Listed records »
=-=-=

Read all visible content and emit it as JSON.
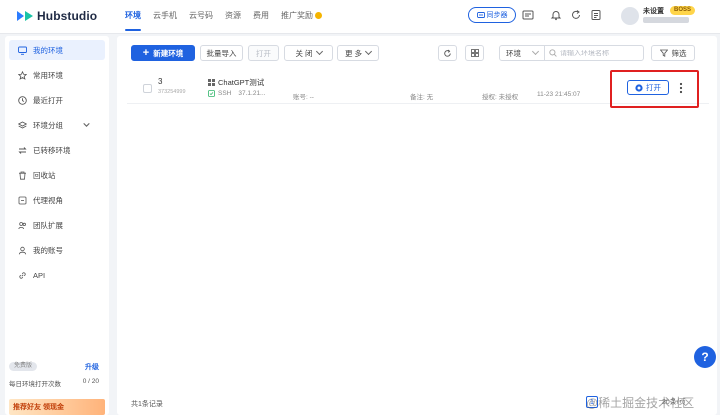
{
  "app": {
    "logo_text": "Hubstudio"
  },
  "nav": [
    {
      "label": "环境"
    },
    {
      "label": "云手机"
    },
    {
      "label": "云号码"
    },
    {
      "label": "资源"
    },
    {
      "label": "费用"
    },
    {
      "label": "推广奖励"
    }
  ],
  "topbar": {
    "sync_label": "同步器",
    "user_name": "未设置",
    "user_badge": "BOSS"
  },
  "sidebar": {
    "items": [
      {
        "label": "我的环境",
        "icon": "monitor-icon"
      },
      {
        "label": "常用环境",
        "icon": "star-icon"
      },
      {
        "label": "最近打开",
        "icon": "clock-icon"
      },
      {
        "label": "环境分组",
        "icon": "layers-icon"
      },
      {
        "label": "已转移环境",
        "icon": "transfer-icon"
      },
      {
        "label": "回收站",
        "icon": "trash-icon"
      },
      {
        "label": "代理视角",
        "icon": "proxy-icon"
      },
      {
        "label": "团队扩展",
        "icon": "team-icon"
      },
      {
        "label": "我的账号",
        "icon": "user-icon"
      },
      {
        "label": "API",
        "icon": "link-icon"
      }
    ],
    "plan_badge": "免费版",
    "upgrade_label": "升级",
    "quota_label": "每日环境打开次数",
    "quota_value": "0 / 20",
    "promo_label": "推荐好友 领现金"
  },
  "toolbar": {
    "new_env": "新建环境",
    "batch_import": "批量导入",
    "open": "打开",
    "close": "关 闭",
    "more": "更 多",
    "env_select": "环境",
    "search_placeholder": "请输入环境名称",
    "filter": "筛选"
  },
  "env_rows": [
    {
      "index": "3",
      "id": "373254999",
      "name": "ChatGPT测试",
      "proxy": "SSH",
      "ip": "37.1.21...",
      "account": "账号: --",
      "remark": "备注: 无",
      "auth": "授权: 未授权",
      "time": "11-23 21:45:07",
      "open_label": "打开"
    }
  ],
  "footer": {
    "total": "共1条记录",
    "page": "1",
    "page_size": "20条/页"
  },
  "help": {
    "label": "?"
  },
  "watermark": "@稀土掘金技术社区"
}
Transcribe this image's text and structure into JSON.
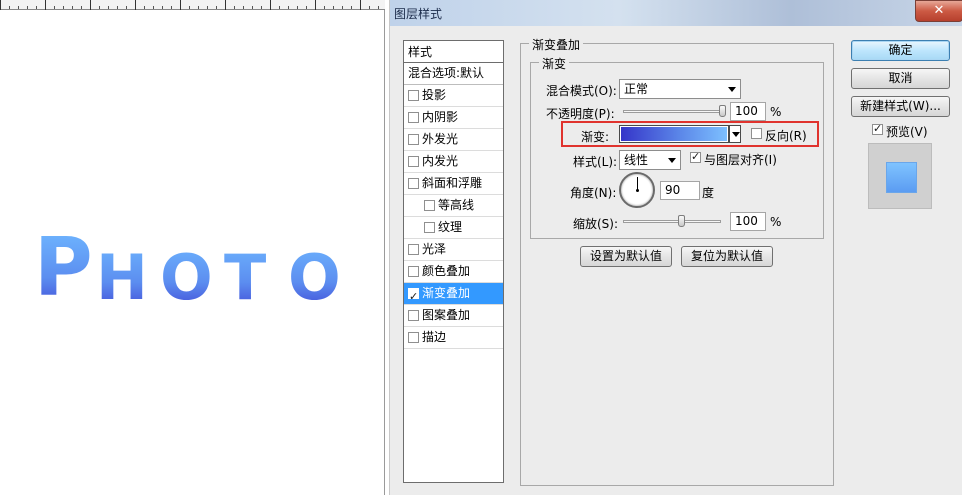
{
  "dialog": {
    "title": "图层样式"
  },
  "canvas": {
    "text_chars": [
      "P",
      "H",
      "O",
      "T",
      "O"
    ]
  },
  "styles_list": {
    "header": "样式",
    "blend_options": "混合选项:默认",
    "items": [
      {
        "label": "投影",
        "checked": false,
        "indent": false,
        "selected": false
      },
      {
        "label": "内阴影",
        "checked": false,
        "indent": false,
        "selected": false
      },
      {
        "label": "外发光",
        "checked": false,
        "indent": false,
        "selected": false
      },
      {
        "label": "内发光",
        "checked": false,
        "indent": false,
        "selected": false
      },
      {
        "label": "斜面和浮雕",
        "checked": false,
        "indent": false,
        "selected": false
      },
      {
        "label": "等高线",
        "checked": false,
        "indent": true,
        "selected": false
      },
      {
        "label": "纹理",
        "checked": false,
        "indent": true,
        "selected": false
      },
      {
        "label": "光泽",
        "checked": false,
        "indent": false,
        "selected": false
      },
      {
        "label": "颜色叠加",
        "checked": false,
        "indent": false,
        "selected": false
      },
      {
        "label": "渐变叠加",
        "checked": true,
        "indent": false,
        "selected": true
      },
      {
        "label": "图案叠加",
        "checked": false,
        "indent": false,
        "selected": false
      },
      {
        "label": "描边",
        "checked": false,
        "indent": false,
        "selected": false
      }
    ]
  },
  "gradient_overlay": {
    "group_title": "渐变叠加",
    "sub_group_title": "渐变",
    "blend_mode_label": "混合模式(O):",
    "blend_mode_value": "正常",
    "opacity_label": "不透明度(P):",
    "opacity_value": "100",
    "opacity_unit": "%",
    "opacity_fraction": 1.0,
    "gradient_label": "渐变:",
    "reverse_label": "反向(R)",
    "reverse_checked": false,
    "style_label": "样式(L):",
    "style_value": "线性",
    "align_label": "与图层对齐(I)",
    "align_checked": true,
    "angle_label": "角度(N):",
    "angle_value": "90",
    "angle_unit": "度",
    "scale_label": "缩放(S):",
    "scale_value": "100",
    "scale_unit": "%",
    "scale_fraction": 0.6,
    "set_default_label": "设置为默认值",
    "reset_default_label": "复位为默认值",
    "gradient_colors": [
      "#3535c9",
      "#5b86e8",
      "#7dc0ff"
    ]
  },
  "buttons": {
    "ok": "确定",
    "cancel": "取消",
    "new_style": "新建样式(W)...",
    "preview_label": "预览(V)",
    "preview_checked": true
  },
  "colors": {
    "selection": "#3399ff",
    "highlight_border": "#e0332e",
    "text_gradient_top": "#6fb7ff",
    "text_gradient_bottom": "#3a3ad0"
  }
}
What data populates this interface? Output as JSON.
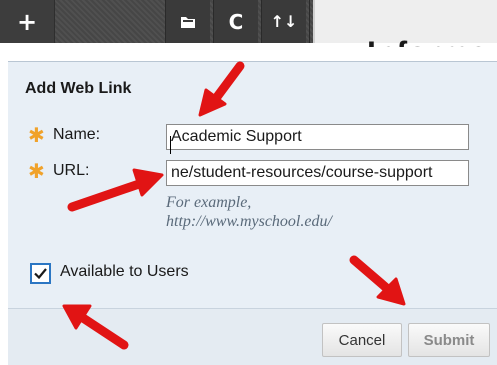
{
  "toolbar": {
    "add_icon": "plus-icon",
    "folder_icon": "folder-icon",
    "refresh_icon": "refresh-icon",
    "sort_icon": "sort-icon",
    "add_glyph": "+",
    "refresh_glyph": "C",
    "sort_glyph": "↑↓"
  },
  "page": {
    "heading": "Informa"
  },
  "form": {
    "title": "Add Web Link",
    "required_glyph": "✱",
    "name_label": "Name:",
    "name_value": "Academic Support",
    "url_label": "URL:",
    "url_value": "ne/student-resources/course-support",
    "hint_line1": "For example,",
    "hint_line2": "http://www.myschool.edu/",
    "available_label": "Available to Users",
    "available_checked": true
  },
  "buttons": {
    "cancel": "Cancel",
    "submit": "Submit"
  },
  "colors": {
    "toolbar": "#4a4a4a",
    "panel": "#e8eff6",
    "required": "#f0a22a",
    "checkbox_border": "#2b76c3",
    "annotation_arrow": "#e11414"
  }
}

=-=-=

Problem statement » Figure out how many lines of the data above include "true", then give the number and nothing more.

Exercise result » 7